* What the task requires *
Scan the entries below for the word "this". Copy out every line in which it occurs.

* Exercise input *
------------------------------------------------------------------------
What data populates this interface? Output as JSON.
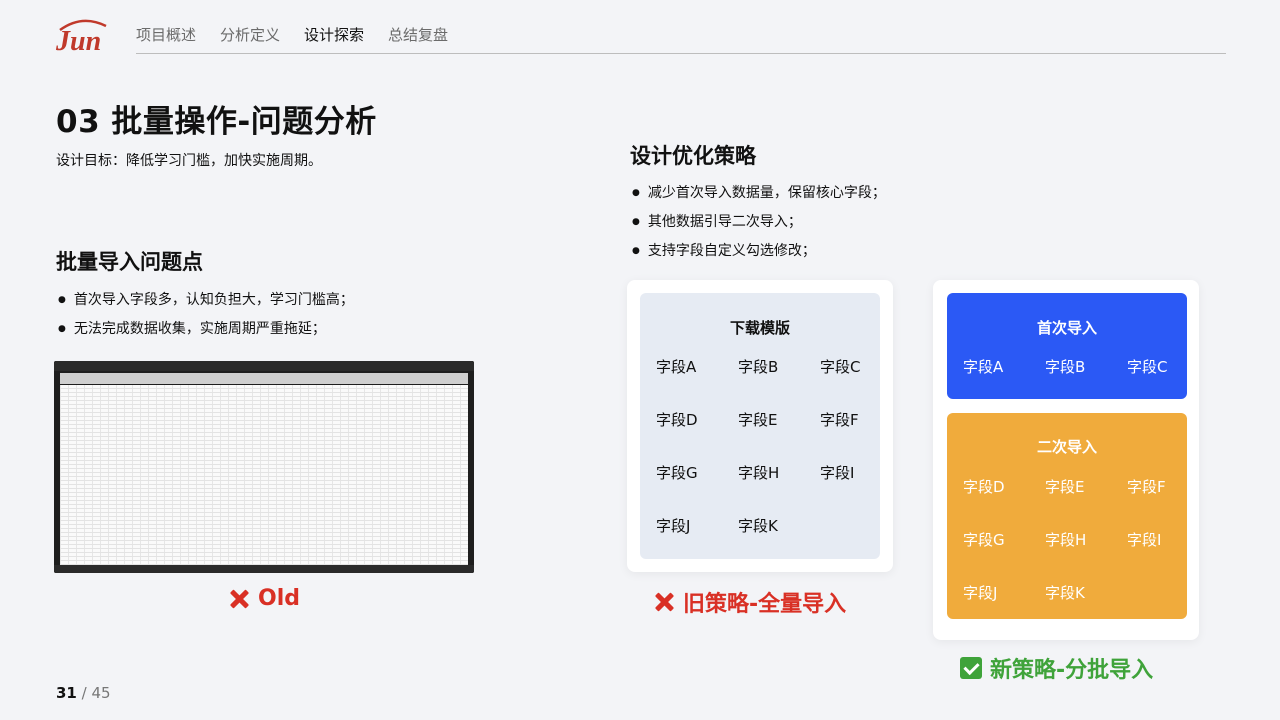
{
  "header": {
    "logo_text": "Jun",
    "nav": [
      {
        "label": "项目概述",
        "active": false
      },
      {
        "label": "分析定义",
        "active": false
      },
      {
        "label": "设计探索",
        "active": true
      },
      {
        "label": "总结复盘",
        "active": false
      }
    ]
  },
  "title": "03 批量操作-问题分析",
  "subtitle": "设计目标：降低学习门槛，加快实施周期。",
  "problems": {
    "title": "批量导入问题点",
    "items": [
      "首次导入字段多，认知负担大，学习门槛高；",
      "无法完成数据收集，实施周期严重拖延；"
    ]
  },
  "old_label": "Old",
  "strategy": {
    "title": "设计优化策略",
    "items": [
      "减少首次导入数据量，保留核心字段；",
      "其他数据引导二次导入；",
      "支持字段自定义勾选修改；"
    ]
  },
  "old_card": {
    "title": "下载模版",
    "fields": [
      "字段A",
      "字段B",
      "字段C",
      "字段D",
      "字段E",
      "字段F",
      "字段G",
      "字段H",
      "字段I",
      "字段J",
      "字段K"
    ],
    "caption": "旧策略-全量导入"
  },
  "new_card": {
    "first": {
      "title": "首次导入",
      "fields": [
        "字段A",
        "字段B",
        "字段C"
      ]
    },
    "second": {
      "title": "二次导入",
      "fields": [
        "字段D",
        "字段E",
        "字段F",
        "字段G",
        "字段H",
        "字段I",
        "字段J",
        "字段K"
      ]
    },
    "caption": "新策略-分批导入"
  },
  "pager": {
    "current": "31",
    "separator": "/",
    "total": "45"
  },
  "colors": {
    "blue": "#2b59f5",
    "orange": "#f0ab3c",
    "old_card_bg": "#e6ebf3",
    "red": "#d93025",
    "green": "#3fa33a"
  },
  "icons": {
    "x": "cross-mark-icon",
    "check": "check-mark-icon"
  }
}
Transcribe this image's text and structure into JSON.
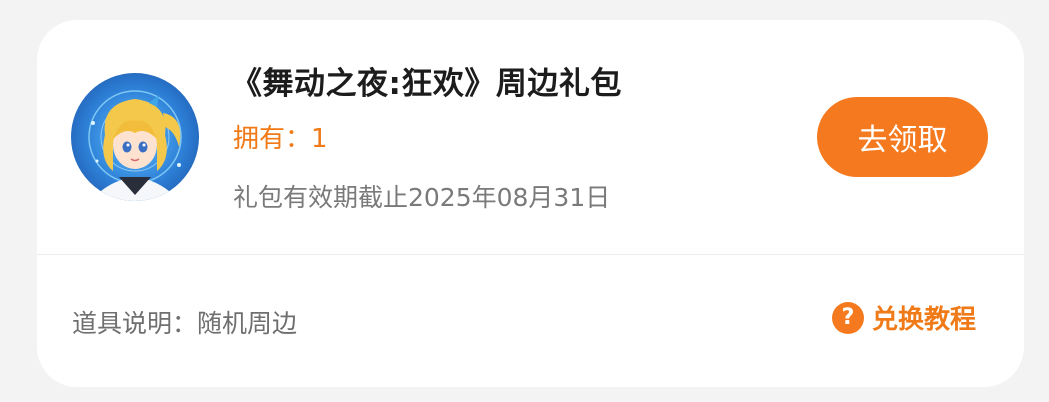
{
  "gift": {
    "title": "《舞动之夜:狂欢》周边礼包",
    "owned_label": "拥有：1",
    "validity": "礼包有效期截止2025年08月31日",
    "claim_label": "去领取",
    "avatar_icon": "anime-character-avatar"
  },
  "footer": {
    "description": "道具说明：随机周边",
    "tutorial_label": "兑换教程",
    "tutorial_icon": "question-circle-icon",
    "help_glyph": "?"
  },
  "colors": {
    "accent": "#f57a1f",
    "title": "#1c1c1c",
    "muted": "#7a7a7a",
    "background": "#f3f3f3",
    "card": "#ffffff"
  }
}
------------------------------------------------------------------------
* Response area *
What data populates this interface? Output as JSON.
Transcribe this image's text and structure into JSON.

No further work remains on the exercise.